• _INFORMATION PROVIDED_
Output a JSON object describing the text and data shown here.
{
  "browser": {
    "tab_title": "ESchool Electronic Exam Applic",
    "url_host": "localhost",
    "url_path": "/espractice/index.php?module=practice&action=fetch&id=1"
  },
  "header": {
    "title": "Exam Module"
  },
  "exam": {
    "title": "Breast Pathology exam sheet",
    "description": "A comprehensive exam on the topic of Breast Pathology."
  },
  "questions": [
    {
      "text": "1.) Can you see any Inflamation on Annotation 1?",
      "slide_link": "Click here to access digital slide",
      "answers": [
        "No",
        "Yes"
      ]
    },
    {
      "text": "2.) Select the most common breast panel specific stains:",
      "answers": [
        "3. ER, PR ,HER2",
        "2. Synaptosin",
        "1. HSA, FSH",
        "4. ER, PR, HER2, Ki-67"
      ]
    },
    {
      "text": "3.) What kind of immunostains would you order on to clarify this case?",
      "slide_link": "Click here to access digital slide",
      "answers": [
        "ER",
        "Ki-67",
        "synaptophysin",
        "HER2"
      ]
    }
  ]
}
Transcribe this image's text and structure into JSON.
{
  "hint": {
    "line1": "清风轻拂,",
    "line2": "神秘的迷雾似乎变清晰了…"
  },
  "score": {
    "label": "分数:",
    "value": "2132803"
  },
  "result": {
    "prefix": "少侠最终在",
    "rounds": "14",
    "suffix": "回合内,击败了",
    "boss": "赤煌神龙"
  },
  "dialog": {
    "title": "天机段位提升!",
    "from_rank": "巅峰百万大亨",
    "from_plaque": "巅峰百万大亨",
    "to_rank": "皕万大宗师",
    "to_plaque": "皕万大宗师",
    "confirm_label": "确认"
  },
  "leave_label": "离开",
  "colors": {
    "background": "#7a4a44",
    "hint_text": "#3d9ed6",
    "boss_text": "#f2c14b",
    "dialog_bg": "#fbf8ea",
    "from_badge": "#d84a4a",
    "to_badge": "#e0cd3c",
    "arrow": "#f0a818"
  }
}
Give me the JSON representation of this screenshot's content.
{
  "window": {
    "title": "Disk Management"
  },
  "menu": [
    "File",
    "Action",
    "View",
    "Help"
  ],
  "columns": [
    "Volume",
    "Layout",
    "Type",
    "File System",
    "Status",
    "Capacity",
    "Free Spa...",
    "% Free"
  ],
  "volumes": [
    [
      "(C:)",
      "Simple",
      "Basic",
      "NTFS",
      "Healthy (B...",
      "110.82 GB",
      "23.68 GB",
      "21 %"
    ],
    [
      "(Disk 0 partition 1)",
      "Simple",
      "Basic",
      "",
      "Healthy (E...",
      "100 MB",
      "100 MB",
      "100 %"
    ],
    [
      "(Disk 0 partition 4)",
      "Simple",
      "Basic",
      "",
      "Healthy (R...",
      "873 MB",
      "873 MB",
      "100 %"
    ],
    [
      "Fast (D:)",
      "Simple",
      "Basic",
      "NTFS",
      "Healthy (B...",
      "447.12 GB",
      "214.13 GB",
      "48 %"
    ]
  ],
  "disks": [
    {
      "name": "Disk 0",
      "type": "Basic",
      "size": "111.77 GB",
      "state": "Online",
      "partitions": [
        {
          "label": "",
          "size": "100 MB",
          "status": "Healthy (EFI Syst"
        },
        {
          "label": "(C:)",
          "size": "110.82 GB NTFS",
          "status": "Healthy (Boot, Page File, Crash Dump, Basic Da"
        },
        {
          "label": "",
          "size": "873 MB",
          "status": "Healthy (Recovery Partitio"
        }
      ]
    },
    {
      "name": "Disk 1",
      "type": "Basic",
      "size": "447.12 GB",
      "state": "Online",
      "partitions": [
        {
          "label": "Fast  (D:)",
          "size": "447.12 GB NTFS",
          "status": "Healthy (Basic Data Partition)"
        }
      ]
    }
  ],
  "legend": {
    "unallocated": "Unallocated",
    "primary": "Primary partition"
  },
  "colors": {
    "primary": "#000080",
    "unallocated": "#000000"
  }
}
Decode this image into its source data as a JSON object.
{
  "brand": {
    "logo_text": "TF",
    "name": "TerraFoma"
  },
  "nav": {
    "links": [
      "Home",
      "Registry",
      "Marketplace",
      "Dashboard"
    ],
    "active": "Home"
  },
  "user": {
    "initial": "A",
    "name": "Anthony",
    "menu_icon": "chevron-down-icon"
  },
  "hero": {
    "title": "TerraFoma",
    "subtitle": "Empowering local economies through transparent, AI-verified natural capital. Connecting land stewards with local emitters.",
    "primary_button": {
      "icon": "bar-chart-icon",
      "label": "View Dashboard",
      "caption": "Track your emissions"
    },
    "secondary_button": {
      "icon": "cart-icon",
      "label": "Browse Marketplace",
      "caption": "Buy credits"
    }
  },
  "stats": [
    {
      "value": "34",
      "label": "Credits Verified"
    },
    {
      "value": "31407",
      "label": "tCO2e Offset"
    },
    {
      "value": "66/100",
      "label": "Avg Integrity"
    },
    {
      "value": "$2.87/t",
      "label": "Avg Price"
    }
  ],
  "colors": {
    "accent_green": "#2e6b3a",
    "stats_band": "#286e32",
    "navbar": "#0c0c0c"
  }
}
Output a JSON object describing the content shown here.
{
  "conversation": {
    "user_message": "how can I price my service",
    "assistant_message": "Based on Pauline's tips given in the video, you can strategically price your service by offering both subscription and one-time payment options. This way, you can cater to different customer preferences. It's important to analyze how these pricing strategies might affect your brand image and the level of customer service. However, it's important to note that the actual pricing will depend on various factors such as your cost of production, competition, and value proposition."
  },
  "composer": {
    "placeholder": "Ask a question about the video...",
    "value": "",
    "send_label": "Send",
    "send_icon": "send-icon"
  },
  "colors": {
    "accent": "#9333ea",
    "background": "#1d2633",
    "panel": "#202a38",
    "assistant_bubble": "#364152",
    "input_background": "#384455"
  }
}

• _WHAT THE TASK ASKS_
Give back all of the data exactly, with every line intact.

• _TASK OUTPUT_
Output a JSON object describing the text and data shown here.
{
  "browser": {
    "tab_title": "ESchool Electronic Exam Applic",
    "url_host": "localhost",
    "url_path": "/espractice/index.php?module=practice&action=fetch&id=1"
  },
  "header": {
    "title": "Exam Module"
  },
  "exam": {
    "title": "Breast Pathology exam sheet",
    "description": "A comprehensive exam on the topic of Breast Pathology."
  },
  "questions": [
    {
      "text": "1.) Can you see any Inflamation on Annotation 1?",
      "slide_link": "Click here to access digital slide",
      "answers": [
        "No",
        "Yes"
      ]
    },
    {
      "text": "2.) Select the most common breast panel specific stains:",
      "answers": [
        "3. ER, PR ,HER2",
        "2. Synaptosin",
        "1. HSA, FSH",
        "4. ER, PR, HER2, Ki-67"
      ]
    },
    {
      "text": "3.) What kind of immunostains would you order on to clarify this case?",
      "slide_link": "Click here to access digital slide",
      "answers": [
        "ER",
        "Ki-67",
        "synaptophysin",
        "HER2"
      ]
    }
  ]
}
Transcribe this image's text and structure into JSON.
{
  "hint": {
    "line1": "清风轻拂,",
    "line2": "神秘的迷雾似乎变清晰了…"
  },
  "score": {
    "label": "分数:",
    "value": "2132803"
  },
  "result": {
    "prefix": "少侠最终在",
    "rounds": "14",
    "suffix": "回合内,击败了",
    "boss": "赤煌神龙"
  },
  "dialog": {
    "title": "天机段位提升!",
    "from_rank": "巅峰百万大亨",
    "from_plaque": "巅峰百万大亨",
    "to_rank": "皕万大宗师",
    "to_plaque": "皕万大宗师",
    "confirm_label": "确认"
  },
  "leave_label": "离开",
  "colors": {
    "background": "#7a4a44",
    "hint_text": "#3d9ed6",
    "boss_text": "#f2c14b",
    "dialog_bg": "#fbf8ea",
    "from_badge": "#d84a4a",
    "to_badge": "#e0cd3c",
    "arrow": "#f0a818"
  }
}
Give me the JSON representation of this screenshot's content.
{
  "window": {
    "title": "Disk Management"
  },
  "menu": [
    "File",
    "Action",
    "View",
    "Help"
  ],
  "columns": [
    "Volume",
    "Layout",
    "Type",
    "File System",
    "Status",
    "Capacity",
    "Free Spa...",
    "% Free"
  ],
  "volumes": [
    [
      "(C:)",
      "Simple",
      "Basic",
      "NTFS",
      "Healthy (B...",
      "110.82 GB",
      "23.68 GB",
      "21 %"
    ],
    [
      "(Disk 0 partition 1)",
      "Simple",
      "Basic",
      "",
      "Healthy (E...",
      "100 MB",
      "100 MB",
      "100 %"
    ],
    [
      "(Disk 0 partition 4)",
      "Simple",
      "Basic",
      "",
      "Healthy (R...",
      "873 MB",
      "873 MB",
      "100 %"
    ],
    [
      "Fast (D:)",
      "Simple",
      "Basic",
      "NTFS",
      "Healthy (B...",
      "447.12 GB",
      "214.13 GB",
      "48 %"
    ]
  ],
  "disks": [
    {
      "name": "Disk 0",
      "type": "Basic",
      "size": "111.77 GB",
      "state": "Online",
      "partitions": [
        {
          "label": "",
          "size": "100 MB",
          "status": "Healthy (EFI Syst"
        },
        {
          "label": "(C:)",
          "size": "110.82 GB NTFS",
          "status": "Healthy (Boot, Page File, Crash Dump, Basic Da"
        },
        {
          "label": "",
          "size": "873 MB",
          "status": "Healthy (Recovery Partitio"
        }
      ]
    },
    {
      "name": "Disk 1",
      "type": "Basic",
      "size": "447.12 GB",
      "state": "Online",
      "partitions": [
        {
          "label": "Fast  (D:)",
          "size": "447.12 GB NTFS",
          "status": "Healthy (Basic Data Partition)"
        }
      ]
    }
  ],
  "legend": {
    "unallocated": "Unallocated",
    "primary": "Primary partition"
  },
  "colors": {
    "primary": "#000080",
    "unallocated": "#000000"
  }
}
Decode this image into its source data as a JSON object.
{
  "brand": {
    "logo_text": "TF",
    "name": "TerraFoma"
  },
  "nav": {
    "links": [
      "Home",
      "Registry",
      "Marketplace",
      "Dashboard"
    ],
    "active": "Home"
  },
  "user": {
    "initial": "A",
    "name": "Anthony",
    "menu_icon": "chevron-down-icon"
  },
  "hero": {
    "title": "TerraFoma",
    "subtitle": "Empowering local economies through transparent, AI-verified natural capital. Connecting land stewards with local emitters.",
    "primary_button": {
      "icon": "bar-chart-icon",
      "label": "View Dashboard",
      "caption": "Track your emissions"
    },
    "secondary_button": {
      "icon": "cart-icon",
      "label": "Browse Marketplace",
      "caption": "Buy credits"
    }
  },
  "stats": [
    {
      "value": "34",
      "label": "Credits Verified"
    },
    {
      "value": "31407",
      "label": "tCO2e Offset"
    },
    {
      "value": "66/100",
      "label": "Avg Integrity"
    },
    {
      "value": "$2.87/t",
      "label": "Avg Price"
    }
  ],
  "colors": {
    "accent_green": "#2e6b3a",
    "stats_band": "#286e32",
    "navbar": "#0c0c0c"
  }
}
Output a JSON object describing the content shown here.
{
  "conversation": {
    "user_message": "how can I price my service",
    "assistant_message": "Based on Pauline's tips given in the video, you can strategically price your service by offering both subscription and one-time payment options. This way, you can cater to different customer preferences. It's important to analyze how these pricing strategies might affect your brand image and the level of customer service. However, it's important to note that the actual pricing will depend on various factors such as your cost of production, competition, and value proposition."
  },
  "composer": {
    "placeholder": "Ask a question about the video...",
    "value": "",
    "send_label": "Send",
    "send_icon": "send-icon"
  },
  "colors": {
    "accent": "#9333ea",
    "background": "#1d2633",
    "panel": "#202a38",
    "assistant_bubble": "#364152",
    "input_background": "#384455"
  }
}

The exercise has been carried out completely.